What to produce: Read through the data and count the lines that contain the string "JSON"; give only the result.

[Start of section]

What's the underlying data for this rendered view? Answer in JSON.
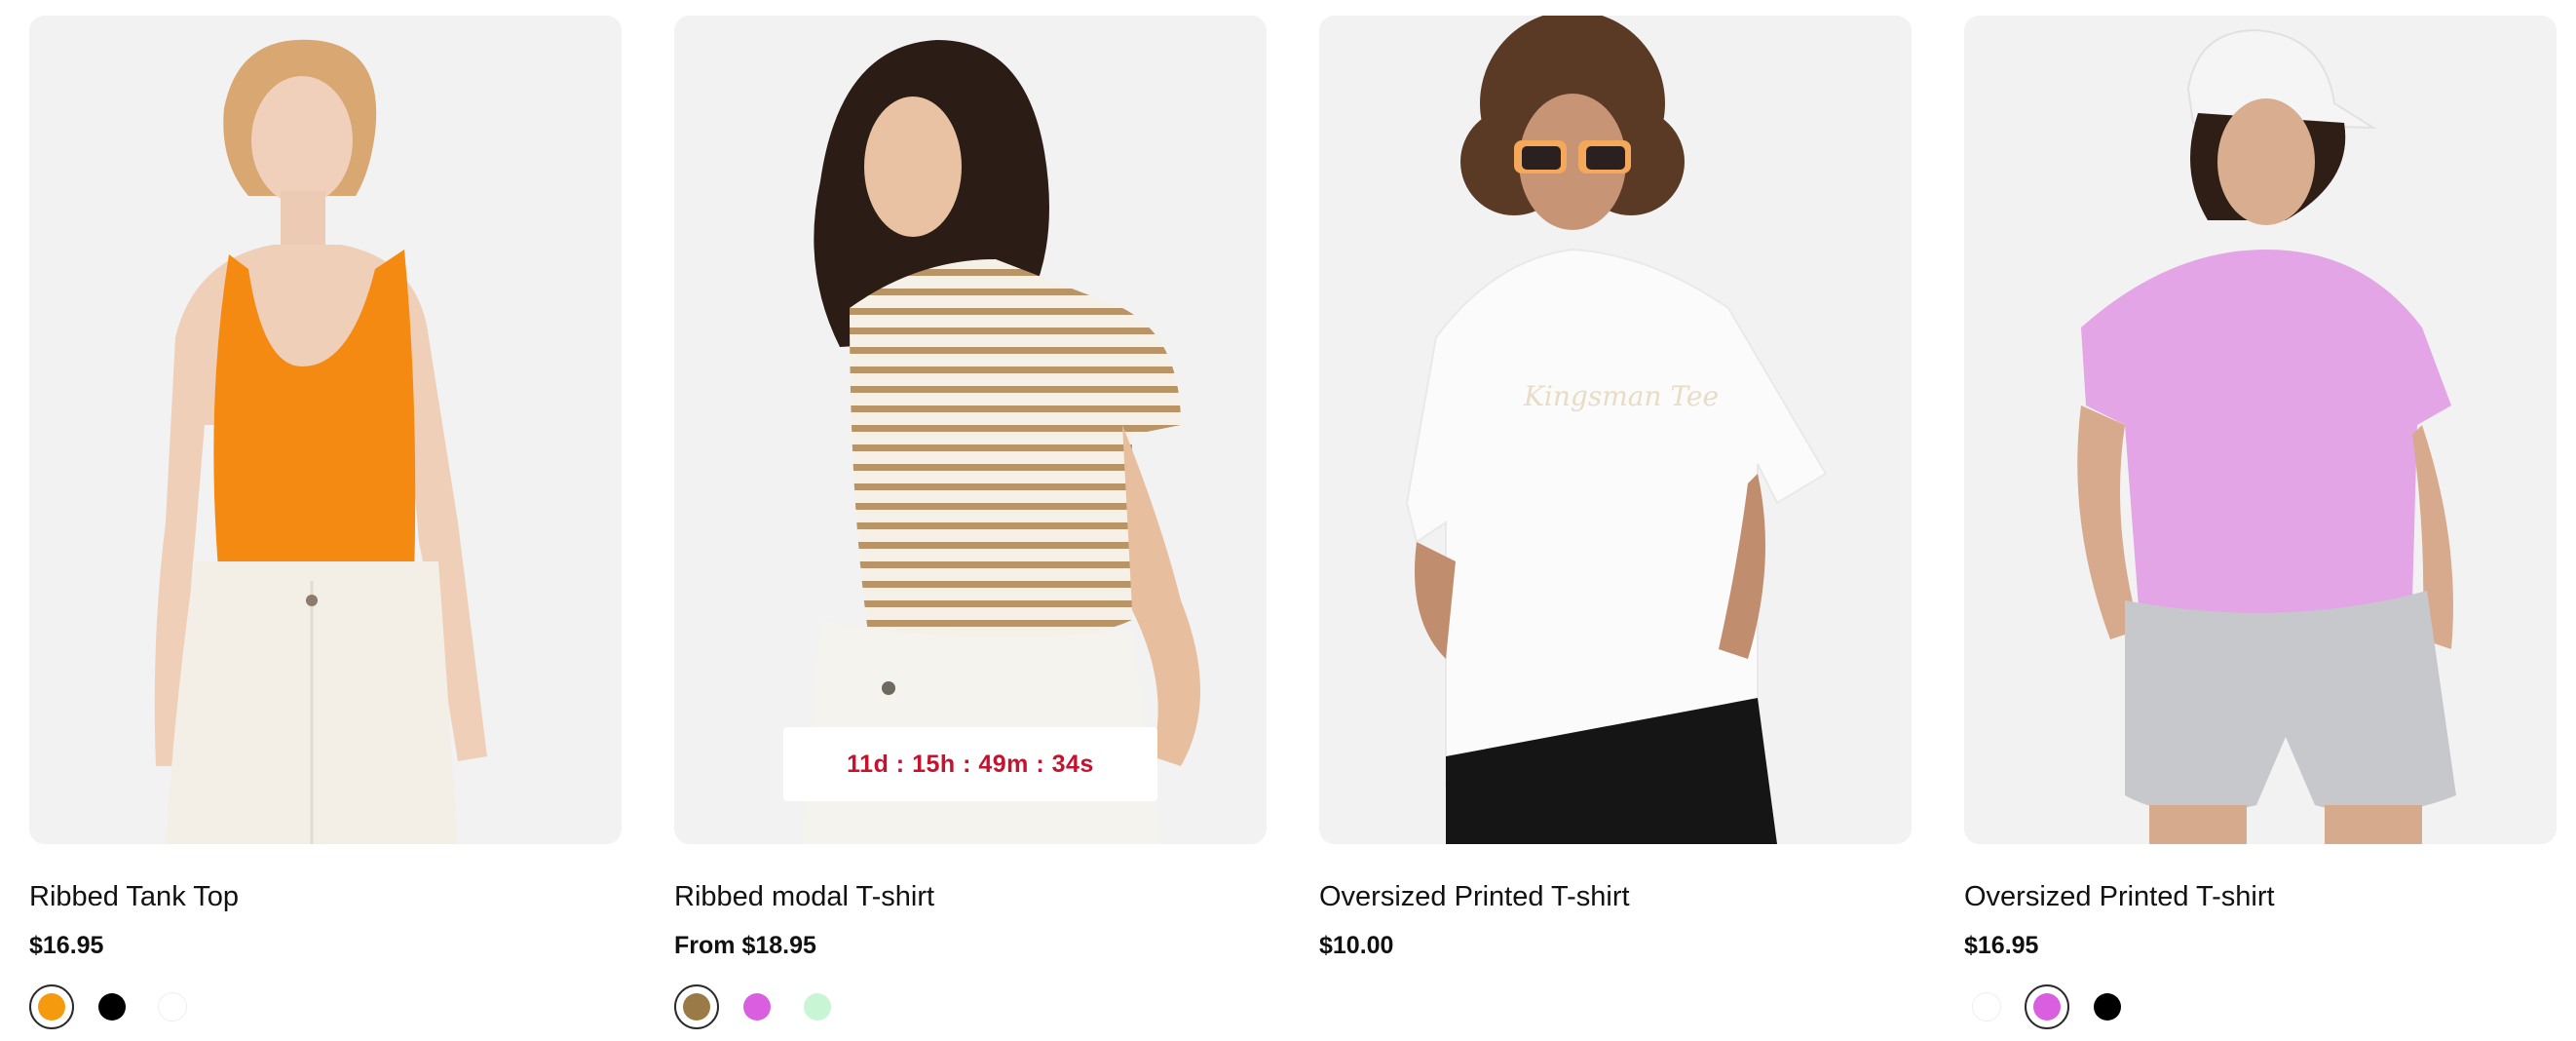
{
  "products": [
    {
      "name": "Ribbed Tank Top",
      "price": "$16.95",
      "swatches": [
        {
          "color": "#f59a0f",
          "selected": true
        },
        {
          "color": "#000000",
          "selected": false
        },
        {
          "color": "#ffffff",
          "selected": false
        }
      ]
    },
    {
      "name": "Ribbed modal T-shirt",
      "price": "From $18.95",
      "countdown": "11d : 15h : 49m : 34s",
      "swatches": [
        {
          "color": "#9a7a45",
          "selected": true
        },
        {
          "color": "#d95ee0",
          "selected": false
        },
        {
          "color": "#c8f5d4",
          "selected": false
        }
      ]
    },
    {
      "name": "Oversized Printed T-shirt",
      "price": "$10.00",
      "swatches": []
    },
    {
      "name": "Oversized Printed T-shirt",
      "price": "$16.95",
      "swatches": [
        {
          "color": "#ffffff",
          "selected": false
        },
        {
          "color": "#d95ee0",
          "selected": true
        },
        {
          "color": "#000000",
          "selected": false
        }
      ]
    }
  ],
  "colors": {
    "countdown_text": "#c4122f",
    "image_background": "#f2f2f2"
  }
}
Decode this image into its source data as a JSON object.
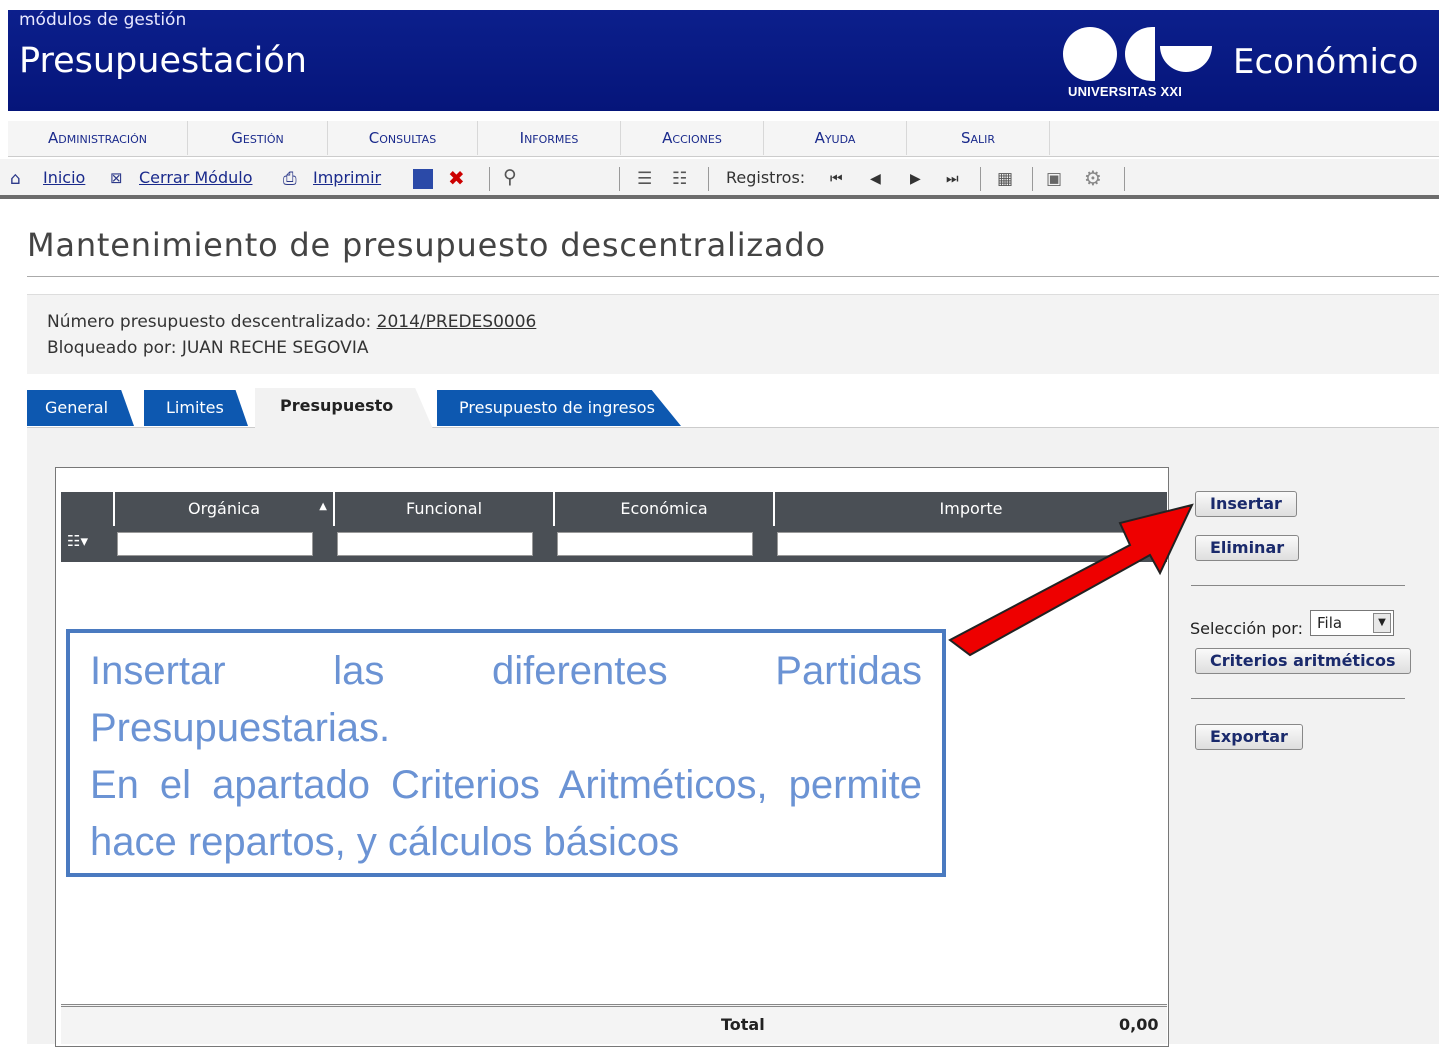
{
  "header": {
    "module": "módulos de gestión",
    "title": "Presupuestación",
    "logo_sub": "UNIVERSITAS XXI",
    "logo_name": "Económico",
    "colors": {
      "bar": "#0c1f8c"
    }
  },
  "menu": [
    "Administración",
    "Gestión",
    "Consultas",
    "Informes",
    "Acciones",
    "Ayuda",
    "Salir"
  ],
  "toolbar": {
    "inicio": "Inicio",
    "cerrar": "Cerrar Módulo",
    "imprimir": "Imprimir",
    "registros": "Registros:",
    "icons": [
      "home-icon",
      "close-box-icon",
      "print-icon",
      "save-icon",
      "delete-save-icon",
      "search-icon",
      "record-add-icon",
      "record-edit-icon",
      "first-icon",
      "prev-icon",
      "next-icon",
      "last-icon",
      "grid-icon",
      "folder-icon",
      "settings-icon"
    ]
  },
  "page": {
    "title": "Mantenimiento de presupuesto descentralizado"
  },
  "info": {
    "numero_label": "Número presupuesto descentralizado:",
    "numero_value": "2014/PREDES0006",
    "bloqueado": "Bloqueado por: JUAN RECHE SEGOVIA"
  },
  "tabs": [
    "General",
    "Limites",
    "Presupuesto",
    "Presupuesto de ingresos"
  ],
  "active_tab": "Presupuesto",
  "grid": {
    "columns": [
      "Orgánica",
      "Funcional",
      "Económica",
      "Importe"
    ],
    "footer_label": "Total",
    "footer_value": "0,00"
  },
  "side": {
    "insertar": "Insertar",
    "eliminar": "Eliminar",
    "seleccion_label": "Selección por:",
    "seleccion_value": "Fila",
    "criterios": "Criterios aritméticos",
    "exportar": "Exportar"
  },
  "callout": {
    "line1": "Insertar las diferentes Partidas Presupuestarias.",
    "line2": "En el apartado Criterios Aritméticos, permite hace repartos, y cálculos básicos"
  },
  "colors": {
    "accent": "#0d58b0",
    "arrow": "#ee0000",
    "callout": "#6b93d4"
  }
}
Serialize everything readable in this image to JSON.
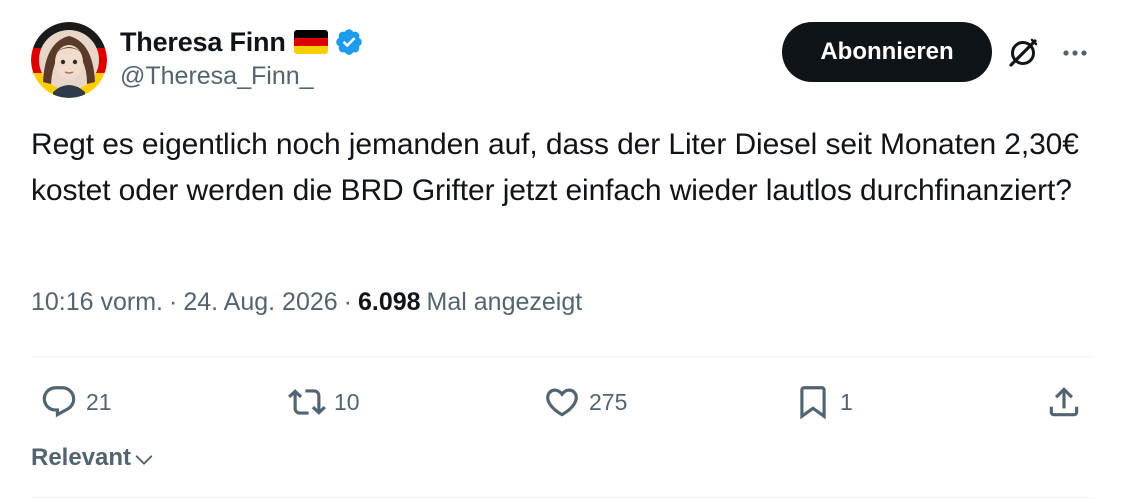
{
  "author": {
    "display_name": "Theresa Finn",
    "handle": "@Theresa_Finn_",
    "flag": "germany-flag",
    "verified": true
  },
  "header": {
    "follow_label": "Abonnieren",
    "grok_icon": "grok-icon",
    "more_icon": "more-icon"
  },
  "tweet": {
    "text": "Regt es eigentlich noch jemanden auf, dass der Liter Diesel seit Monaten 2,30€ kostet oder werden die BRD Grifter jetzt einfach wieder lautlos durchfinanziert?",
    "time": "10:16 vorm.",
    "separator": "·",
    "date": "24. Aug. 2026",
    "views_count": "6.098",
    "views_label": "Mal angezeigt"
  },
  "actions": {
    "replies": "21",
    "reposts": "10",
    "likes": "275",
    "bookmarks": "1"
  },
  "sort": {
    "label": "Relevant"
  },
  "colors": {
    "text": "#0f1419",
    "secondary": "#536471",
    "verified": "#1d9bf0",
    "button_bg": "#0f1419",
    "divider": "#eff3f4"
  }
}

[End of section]

Exercise solution: 3